Canadians targeted in condo promotion push
Come to Aventura for a couple of nights away from the Great White North, and maybe leave with a way to go south whenever you want. That’s Fairmont Turnberry Isle Resort & Club’s latest pitch to Canadian guests and prospective buyers of South Florida real estate.
The hotel is targeting Canadians looking for real estate steals in South Florida with a package that includes an Aventura city guidebook, a GPS to navigate area roads, hotel accommodations and even foot massages after figuratively pounding the pavement for good deals. The promotion starts Oct. 1 and will run through April, the hotel said. It’s an even more specific response to the escalating level of vacation and second home purchase promotion happening on a regional level.
“We wanted to come up with a promotion that would help us and help the real estate community,” said Rachel Pinzur, a spokesperson for Fairmont. “We came up with the Future Floridian package for Canadians who want to buy a vacation home. This benefits the travel industry and the real estate industry. Both are hurting.”
The package requires at least a two-night stay and wants to make house-hunting a painless process. Beyond the foot massages and GPS, Canadian visitors also get a bottle of wine and dinner at the Bourbon Steak restaurant. And those who decide to purchase a home receive a kit complete with towels, goggles, underwater cameras and other goodies.
Fairmont worked with the Aventura Marketing Council to put together a list of luxury real estate agents who would treat the Canadian guests with kid gloves.
The Fairmont may benefit from a promotion the Beacon Council, the Greater Miami Convention & Visitors Bureau and several other organizations and corporations have launched. The groups are running a $2.4 million marketing campaign targeting vacationers and buyers from Canada, Brazil, New York and other major cities.
“Canada is our number one international market,” said Rolando Aedo, senior vice president of Tourism and Marketing at the Greater Miami Convention & Visitors Bureau. “The demographic of the typical Canadian traveler to Miami has changed. It’s mainly Euro-French Canadians – the extend-stay snowbirds.”

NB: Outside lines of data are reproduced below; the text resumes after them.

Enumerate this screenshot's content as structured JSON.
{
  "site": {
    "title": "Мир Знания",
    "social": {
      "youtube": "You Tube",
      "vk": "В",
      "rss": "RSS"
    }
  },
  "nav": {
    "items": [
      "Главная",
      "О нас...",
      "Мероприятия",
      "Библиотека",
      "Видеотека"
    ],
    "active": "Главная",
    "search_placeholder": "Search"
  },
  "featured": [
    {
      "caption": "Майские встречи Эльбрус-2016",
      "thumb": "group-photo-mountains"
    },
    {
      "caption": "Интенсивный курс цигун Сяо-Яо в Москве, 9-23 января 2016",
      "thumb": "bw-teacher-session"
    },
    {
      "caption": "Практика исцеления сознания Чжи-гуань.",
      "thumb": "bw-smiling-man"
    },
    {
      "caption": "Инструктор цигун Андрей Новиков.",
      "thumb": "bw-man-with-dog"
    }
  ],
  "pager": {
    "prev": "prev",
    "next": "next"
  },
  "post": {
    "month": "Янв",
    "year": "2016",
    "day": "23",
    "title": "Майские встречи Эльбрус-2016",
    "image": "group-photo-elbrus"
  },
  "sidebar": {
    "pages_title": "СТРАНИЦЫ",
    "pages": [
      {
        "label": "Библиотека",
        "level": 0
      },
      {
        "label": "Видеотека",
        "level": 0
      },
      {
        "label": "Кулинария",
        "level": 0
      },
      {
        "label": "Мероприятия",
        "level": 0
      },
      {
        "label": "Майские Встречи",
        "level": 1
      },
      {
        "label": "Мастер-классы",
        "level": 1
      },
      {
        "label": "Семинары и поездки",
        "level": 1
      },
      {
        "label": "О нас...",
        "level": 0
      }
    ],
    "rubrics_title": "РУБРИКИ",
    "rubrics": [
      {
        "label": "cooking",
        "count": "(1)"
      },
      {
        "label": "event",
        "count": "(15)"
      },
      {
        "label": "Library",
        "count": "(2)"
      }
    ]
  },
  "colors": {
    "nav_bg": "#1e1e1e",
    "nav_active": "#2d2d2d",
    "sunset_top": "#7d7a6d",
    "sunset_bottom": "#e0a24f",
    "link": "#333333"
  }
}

The Downtown Development Authority is on board to promote the condo market, the cultural scene and the night life, Aedo said.
“Our campaign focuses on Miami as a place to live, work and play,” Aedo said. “Targeting Canadians on all three fronts is important for Miami. During these challenging times, it makes sense for us to target Canadians, who have a love affair with warm weather destinations like South Florida.”
Experts, though, said the Fairmont may be disappointed with the reservation volume.
In his 25 years of hotel marketing, Bruno Perez, vice president of Revpar Guru, a hotel software company in Miami Beach, hasn’t witnessed this type of effort. Although creative, he said, promoting vacation packages based on real estate sales isn’t the most effective campaign.
“I don’t see this as a strong volume driver at all. It’s very limiting. How many people in Canada are wanting to buy Florida real estate?” Perez asked rhetorically. “Once Canadians are here they may shop for real estate, but if I were running a hotel I would try many other things before targeting Canadian real estate buyers.”
The Fairmont hasn’t had any takers on its Future Floridian package, but Pinzur is confident that the snowbirds will begin flocking to South Florida soon — and to the hotel.
“We’re always throwing out creative packages to differentiate ourselves from what other hotels are doing,” Pinzur said. “This is the first time we’ve tried to draw a real estate connection. Of course, we’re not limiting the special to Canadians. Anyone can take advantage of this package.”
The package rates start at $839 for a two-night stay from Oct. 1 to Dec. 18 and $1,389 from Dec. 19 to Jan. 4 and $1,010 from Jan. 5 through April 30, 2010.